Task requirements:
The string "JSON" appears in some lines of the data. Report how many, with no other words.
Records supplied section start
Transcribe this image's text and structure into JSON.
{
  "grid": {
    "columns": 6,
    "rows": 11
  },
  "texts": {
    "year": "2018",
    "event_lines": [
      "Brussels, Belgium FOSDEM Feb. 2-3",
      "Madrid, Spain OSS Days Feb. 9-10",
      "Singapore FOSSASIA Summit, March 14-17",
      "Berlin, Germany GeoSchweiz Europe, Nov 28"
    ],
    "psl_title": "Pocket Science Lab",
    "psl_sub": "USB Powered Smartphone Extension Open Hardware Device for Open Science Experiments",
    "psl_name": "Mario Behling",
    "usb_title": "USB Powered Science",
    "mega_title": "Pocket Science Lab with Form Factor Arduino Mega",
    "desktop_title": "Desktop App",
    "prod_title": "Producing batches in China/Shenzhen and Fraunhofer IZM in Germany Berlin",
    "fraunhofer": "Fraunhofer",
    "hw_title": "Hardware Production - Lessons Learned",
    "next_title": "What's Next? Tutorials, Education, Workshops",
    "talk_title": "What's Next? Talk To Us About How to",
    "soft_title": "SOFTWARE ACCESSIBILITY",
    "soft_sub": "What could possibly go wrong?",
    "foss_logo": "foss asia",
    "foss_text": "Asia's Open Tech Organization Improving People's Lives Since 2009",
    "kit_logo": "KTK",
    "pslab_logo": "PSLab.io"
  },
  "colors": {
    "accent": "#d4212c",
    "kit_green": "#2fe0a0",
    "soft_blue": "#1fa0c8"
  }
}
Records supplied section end
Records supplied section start
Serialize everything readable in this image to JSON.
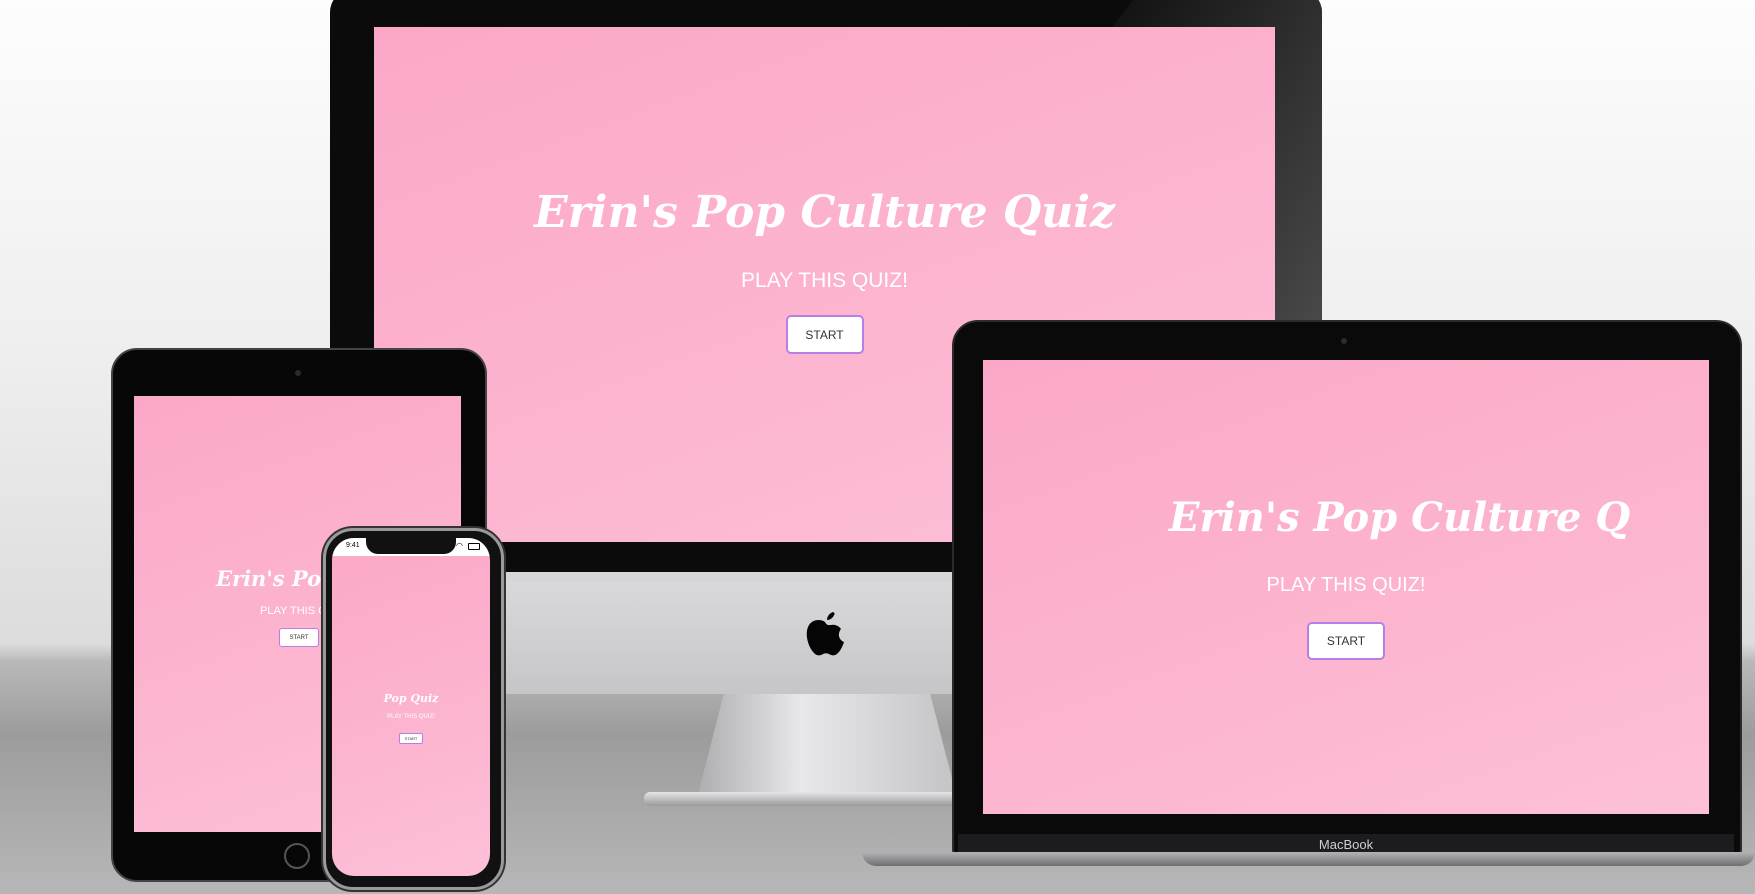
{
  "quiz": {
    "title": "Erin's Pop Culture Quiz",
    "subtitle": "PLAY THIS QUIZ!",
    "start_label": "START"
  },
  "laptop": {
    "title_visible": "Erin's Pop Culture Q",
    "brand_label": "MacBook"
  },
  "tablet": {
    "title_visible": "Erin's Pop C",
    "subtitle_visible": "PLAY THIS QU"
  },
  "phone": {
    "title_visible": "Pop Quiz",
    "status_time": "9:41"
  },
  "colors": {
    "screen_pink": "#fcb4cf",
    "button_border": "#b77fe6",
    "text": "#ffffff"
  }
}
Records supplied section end
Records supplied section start
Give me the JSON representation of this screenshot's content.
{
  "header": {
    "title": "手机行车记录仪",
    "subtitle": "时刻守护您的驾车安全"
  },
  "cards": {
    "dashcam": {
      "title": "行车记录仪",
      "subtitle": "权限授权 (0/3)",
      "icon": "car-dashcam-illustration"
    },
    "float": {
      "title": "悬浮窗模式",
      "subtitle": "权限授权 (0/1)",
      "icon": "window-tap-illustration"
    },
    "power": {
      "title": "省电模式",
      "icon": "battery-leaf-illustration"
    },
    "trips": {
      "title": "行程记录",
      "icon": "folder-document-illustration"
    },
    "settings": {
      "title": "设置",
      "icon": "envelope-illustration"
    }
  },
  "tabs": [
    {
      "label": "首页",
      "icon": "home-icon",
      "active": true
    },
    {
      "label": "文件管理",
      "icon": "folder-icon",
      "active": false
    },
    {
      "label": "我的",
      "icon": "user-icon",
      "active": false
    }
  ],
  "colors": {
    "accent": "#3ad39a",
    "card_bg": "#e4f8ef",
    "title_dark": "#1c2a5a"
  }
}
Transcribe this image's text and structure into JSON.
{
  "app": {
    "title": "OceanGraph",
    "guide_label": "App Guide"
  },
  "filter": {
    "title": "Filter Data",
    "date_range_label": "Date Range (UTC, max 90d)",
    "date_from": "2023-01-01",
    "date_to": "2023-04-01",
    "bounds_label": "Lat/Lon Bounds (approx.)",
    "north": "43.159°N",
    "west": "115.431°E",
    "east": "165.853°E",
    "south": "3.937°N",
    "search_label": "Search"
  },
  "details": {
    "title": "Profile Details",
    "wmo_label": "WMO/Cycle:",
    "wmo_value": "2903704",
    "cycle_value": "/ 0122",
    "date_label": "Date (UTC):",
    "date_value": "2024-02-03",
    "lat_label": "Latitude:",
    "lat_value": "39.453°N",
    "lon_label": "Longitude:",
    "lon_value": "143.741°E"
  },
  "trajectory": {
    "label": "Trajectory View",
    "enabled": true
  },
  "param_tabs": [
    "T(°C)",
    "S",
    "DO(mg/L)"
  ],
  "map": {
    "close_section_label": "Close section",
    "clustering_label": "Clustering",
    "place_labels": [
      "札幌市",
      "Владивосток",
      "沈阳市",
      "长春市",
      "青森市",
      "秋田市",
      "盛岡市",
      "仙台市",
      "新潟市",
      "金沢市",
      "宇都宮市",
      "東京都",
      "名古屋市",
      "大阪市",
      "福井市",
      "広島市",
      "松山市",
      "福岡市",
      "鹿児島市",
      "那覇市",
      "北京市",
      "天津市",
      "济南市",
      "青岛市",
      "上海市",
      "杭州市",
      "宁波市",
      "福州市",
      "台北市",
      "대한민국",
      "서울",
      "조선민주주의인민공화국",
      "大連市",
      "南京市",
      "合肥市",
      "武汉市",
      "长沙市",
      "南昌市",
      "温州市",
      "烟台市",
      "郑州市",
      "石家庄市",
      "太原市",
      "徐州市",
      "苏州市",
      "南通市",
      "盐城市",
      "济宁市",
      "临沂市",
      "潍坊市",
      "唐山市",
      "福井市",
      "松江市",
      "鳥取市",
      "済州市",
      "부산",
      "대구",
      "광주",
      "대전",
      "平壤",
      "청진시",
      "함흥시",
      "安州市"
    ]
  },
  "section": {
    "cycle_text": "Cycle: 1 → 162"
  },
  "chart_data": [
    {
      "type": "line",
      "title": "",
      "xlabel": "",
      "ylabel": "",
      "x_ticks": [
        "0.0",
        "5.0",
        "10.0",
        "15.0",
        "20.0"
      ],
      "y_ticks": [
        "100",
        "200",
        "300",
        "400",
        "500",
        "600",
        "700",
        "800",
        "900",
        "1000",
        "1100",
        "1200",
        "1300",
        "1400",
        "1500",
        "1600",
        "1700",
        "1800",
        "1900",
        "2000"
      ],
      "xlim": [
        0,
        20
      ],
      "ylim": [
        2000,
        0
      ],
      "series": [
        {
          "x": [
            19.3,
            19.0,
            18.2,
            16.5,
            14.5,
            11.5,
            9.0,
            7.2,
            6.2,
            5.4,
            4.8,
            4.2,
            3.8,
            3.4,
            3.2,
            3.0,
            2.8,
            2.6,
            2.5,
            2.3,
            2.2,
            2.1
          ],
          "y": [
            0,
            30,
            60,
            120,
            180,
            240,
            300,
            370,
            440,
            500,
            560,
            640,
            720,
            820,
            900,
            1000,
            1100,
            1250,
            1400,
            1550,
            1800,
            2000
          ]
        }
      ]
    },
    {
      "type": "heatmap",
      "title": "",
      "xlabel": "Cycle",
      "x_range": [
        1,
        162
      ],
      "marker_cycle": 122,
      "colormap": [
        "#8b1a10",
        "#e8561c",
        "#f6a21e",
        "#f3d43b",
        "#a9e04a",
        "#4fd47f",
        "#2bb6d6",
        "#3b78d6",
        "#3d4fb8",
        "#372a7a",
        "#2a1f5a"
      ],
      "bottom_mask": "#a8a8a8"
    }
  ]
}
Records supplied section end
Answer to the exercise:
4